> Data for the task:

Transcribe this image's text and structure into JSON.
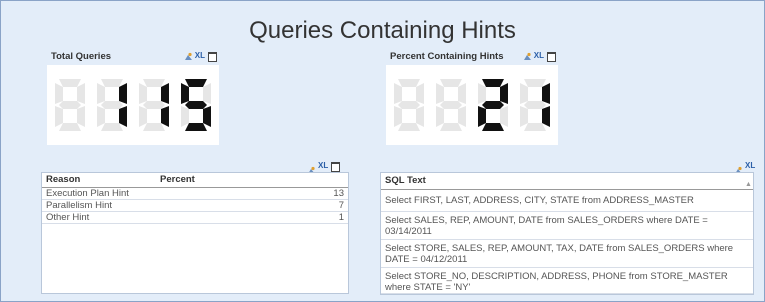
{
  "sheet": {
    "title": "Queries Containing Hints"
  },
  "total_queries": {
    "caption": "Total Queries",
    "value": "115"
  },
  "percent_hints": {
    "caption": "Percent Containing Hints",
    "value": "21"
  },
  "reason_table": {
    "headers": [
      "Reason",
      "Percent"
    ],
    "rows": [
      {
        "reason": "Execution Plan Hint",
        "percent": "13"
      },
      {
        "reason": "Parallelism Hint",
        "percent": "7"
      },
      {
        "reason": "Other Hint",
        "percent": "1"
      }
    ]
  },
  "sql_table": {
    "header": "SQL Text",
    "rows": [
      "Select FIRST, LAST, ADDRESS, CITY, STATE from ADDRESS_MASTER",
      "Select SALES, REP, AMOUNT, DATE from SALES_ORDERS where DATE = 03/14/2011",
      "Select STORE, SALES, REP, AMOUNT, TAX,  DATE from SALES_ORDERS where DATE = 04/12/2011",
      "Select STORE_NO, DESCRIPTION, ADDRESS, PHONE from STORE_MASTER where STATE = 'NY'"
    ]
  },
  "colors": {
    "background": "#e3edf9",
    "led_on": "#111111",
    "led_off": "#e6e6e6",
    "accent": "#2b5fa8"
  },
  "icons": [
    "export-icon",
    "xl-icon",
    "minimize-icon"
  ]
}
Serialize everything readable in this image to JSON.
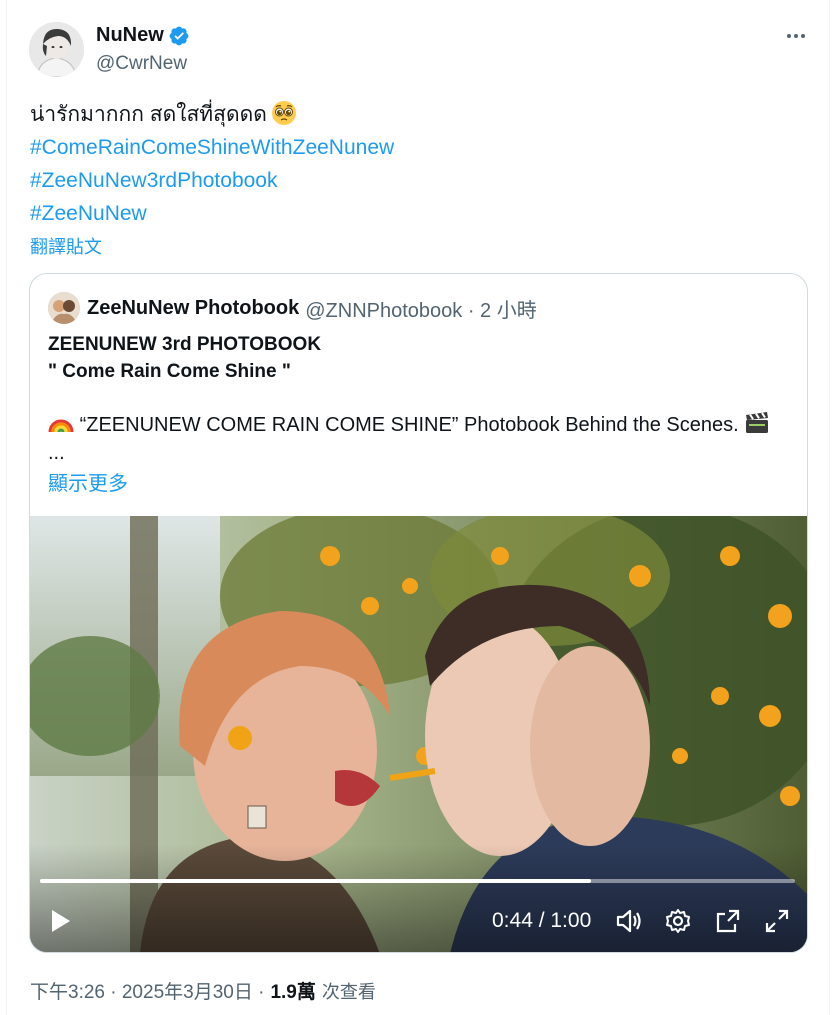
{
  "author": {
    "display_name": "NuNew",
    "handle": "@CwrNew",
    "verified": true
  },
  "tweet": {
    "text_line": "น่ารักมากกก สดใสที่สุดดด",
    "emoji": "pleading-face-icon",
    "hashtags": [
      "#ComeRainComeShineWithZeeNunew",
      "#ZeeNuNew3rdPhotobook",
      "#ZeeNuNew"
    ],
    "translate_label": "翻譯貼文"
  },
  "quote": {
    "display_name": "ZeeNuNew Photobook",
    "meta": "@ZNNPhotobook · 2 小時",
    "title_lines": [
      "ZEENUNEW 3rd PHOTOBOOK",
      "\" Come Rain Come Shine \""
    ],
    "desc_line": "“ZEENUNEW COME RAIN COME SHINE” Photobook Behind the Scenes.",
    "ellipsis": "...",
    "show_more": "顯示更多",
    "video": {
      "time": "0:44 / 1:00",
      "progress": 0.73
    }
  },
  "footer": {
    "timestamp": "下午3:26 · 2025年3月30日 ·",
    "views": "1.9萬",
    "views_label": "次查看"
  },
  "colors": {
    "link": "#1d9bf0",
    "secondary_text": "#536471",
    "border": "#cfd9de",
    "verified": "#1d9bf0"
  }
}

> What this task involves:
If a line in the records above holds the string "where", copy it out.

> Output of the task:
      "Select SALES, REP, AMOUNT, DATE from SALES_ORDERS where DATE = 03/14/2011",
      "Select STORE, SALES, REP, AMOUNT, TAX,  DATE from SALES_ORDERS where DATE = 04/12/2011",
      "Select STORE_NO, DESCRIPTION, ADDRESS, PHONE from STORE_MASTER where STATE = 'NY'"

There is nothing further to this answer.